A once-prohibited vice and one of the targets of the “Just Say No” anti-drug campaign of the 1980s, marijuana is set to become legal in Canada next summer — so it’s high time to talk to your kids about it.
“There are important questions, and hard questions, that parents might be wrestling with, like, ‘How do we reconcile this when we’ve told our child all along this is never to happen, and all of a sudden here it is happening?'” said Naomi Kruse, executive director of the Manitoba Association of Parent Councils.
On July 1, 2018, the taboo topic of toking will become a government-backed business, complete with storefronts and advertising.
The Addictions Foundation of Manitoba advises parents should not wait until there is an issue, but should be proactive by talking with kids early on.
“We’re already getting questions from some of our youth counsellors, our school-based counsellors, who have had parents ask, ‘How is this going to affect my child and what should I do?'” said Catarina Witt, AFM communications co-ordinator.
The best approach, Witt said, is to just be chill, man.
”The simplest way is just to be open about listening and having talks,” she said.
“Be available to hear, to listen and invite the opinions of your youth. They do have an opinion and once someone’s heard from them, they’re more likely to listen to our opinion, too.”
Kids need to be educated about cannabis, its pros and cons, and why the government decided to legalize it, both Witt and Kruse said, noting it’s the only way to peel away the myths and misconceptions.
Cannabis was first banned in Canada in 1923, with regulated medical cannabis becoming legal in 2001 for its health benefits.
The current Liberal government took things further, deciding Canada’s current system of marijuana prohibition doesn’t prevent young people from using the drug and too many end up with unnecessary criminal records for possession.
Instead, the government has decided to put different reins on marijuana — those of regulation and restriction — to keep it out of the hands of children, and the profits out of the hands of criminals.

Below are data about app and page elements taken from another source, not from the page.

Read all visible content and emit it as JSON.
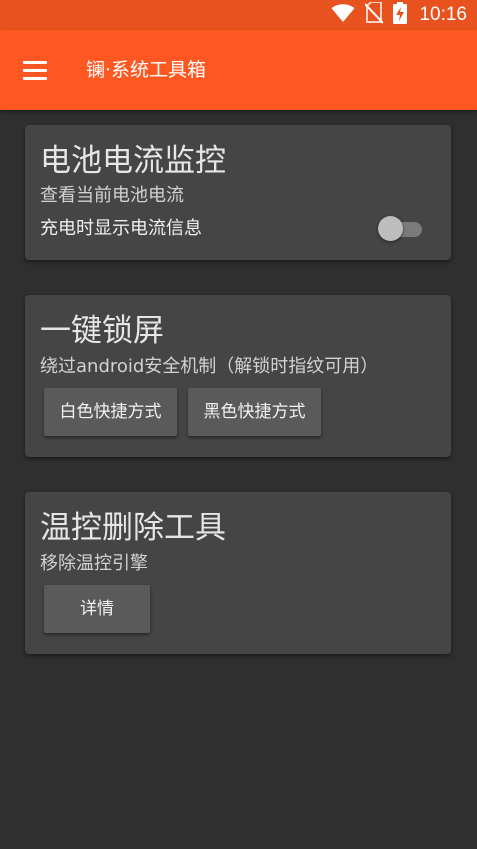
{
  "status_bar": {
    "time": "10:16",
    "icons": [
      "wifi-icon",
      "no-sim-icon",
      "battery-charging-icon"
    ]
  },
  "app_bar": {
    "menu_icon": "hamburger-menu-icon",
    "title": "镧·系统工具箱"
  },
  "cards": {
    "battery": {
      "title": "电池电流监控",
      "description": "查看当前电池电流",
      "switch_label": "充电时显示电流信息",
      "switch_on": false
    },
    "lock": {
      "title": "一键锁屏",
      "description": "绕过android安全机制（解锁时指纹可用）",
      "buttons": [
        "白色快捷方式",
        "黑色快捷方式"
      ]
    },
    "thermal": {
      "title": "温控删除工具",
      "description": "移除温控引擎",
      "button": "详情"
    }
  },
  "colors": {
    "accent": "#ff5722",
    "status_bar": "#e8521e",
    "background": "#2f2f2f",
    "card": "#454545",
    "button": "#5a5a5a"
  }
}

“Some kids who see that might say, ‘Well, it’s got these benefits and now the government has decided we’re going to do that, so it’s OK,'” said Kruse.
While it has been approved by Health Canada for medicinal use, marijuana “is not harmless,” Witt said, pointing to negative impacts on physical and psychological health as well as workplace and school performance.
For parents flummoxed on how to talk about it, the AFM’s website has an explainer about cannabis, with general information about the effects and risks associated with its use. There are also links to research, statistics and other sources for information.
“There’s no easy answer and everyone’s going to have their own approach, but there are some strategies and tips,” Witt said.
The foundation is also in the process of assembling a resource kit specifically focused on the legalization of cannabis, which will contain a guidance letter to parents.
They hope to have it ready by mid-December but “definitely before everything goes through in July,” Witt said.
Schools need to involve parents
Kruse, whose organization calls itself the “parental voice within the public education system in Manitoba,” expects schools will be involved in educating students on the topic and urges them to involve parents.
That will not only give parents guidance on how to speak to their own kids, it will go a long way in reducing the anxiety parents feel when their children are going to be taught “potentially sensitive outcomes,” she said.
“They often get caught up in the kind of rhetoric of, ‘It’s a scary subject, I don’t want my kid learning about this because if they do, they’re going to want to do it,'” Kruse said. “It often feels threatening because it is new and it’s unexpected.
“If the opportunity is first given to parents to learn about what exactly is going to be taught there is a greater comfort level on the part of parents. And then they can feel more confident about having those conversations with their kids as well.”
And if kids are receiving a consistent message from the schools and parents about the realities, legalities and potential dangers of marijuana, “then they’re in a position to make those decisions,” Kruse said.
Same old road, different destination
It’s important to recognize we’ve been down this road before, Kruse and Witt said.
There was trepidation when sex education was introduced in school, when government-backed casinos opened and “when there was adults-only stores going into neighbourhoods, there was fears that was somehow going to impact children,” Kruse noted.
The subject matter might differ but the terrain is well travelled.
“Think about [alcohol] prohibition back when. It’s just a different substance now,” said Witt.
Kids already see people drinking around them and smoking cigarettes. They see those products advertised and being sold. The same goes for caffeine, energy drinks and prescription drugs — all things prevalent and available, but potentially dangerous if abused.
There’s an understanding around all of that, Witt said.
“Hopefully, that’s what’s going to happen with marijuana. The messaging around it is all the same,” she said.
“The reality is, marijuana is already an issue. It is being used at a higher rate in Canada than in other first-world countries.”
The legalization of cannabis provides an opportunity for those who ignored the elephant in the room. Instead of pretending it doesn’t exist, they can address it head on and make sure their kids are equipped to make the right choices, Kruse said.
Just how that plays out “depends on the parents and the kids and how open to conversation families are,” she said.
“Every family’s going to have a different approach and a lot of it is going to depend on the maturity of the child.”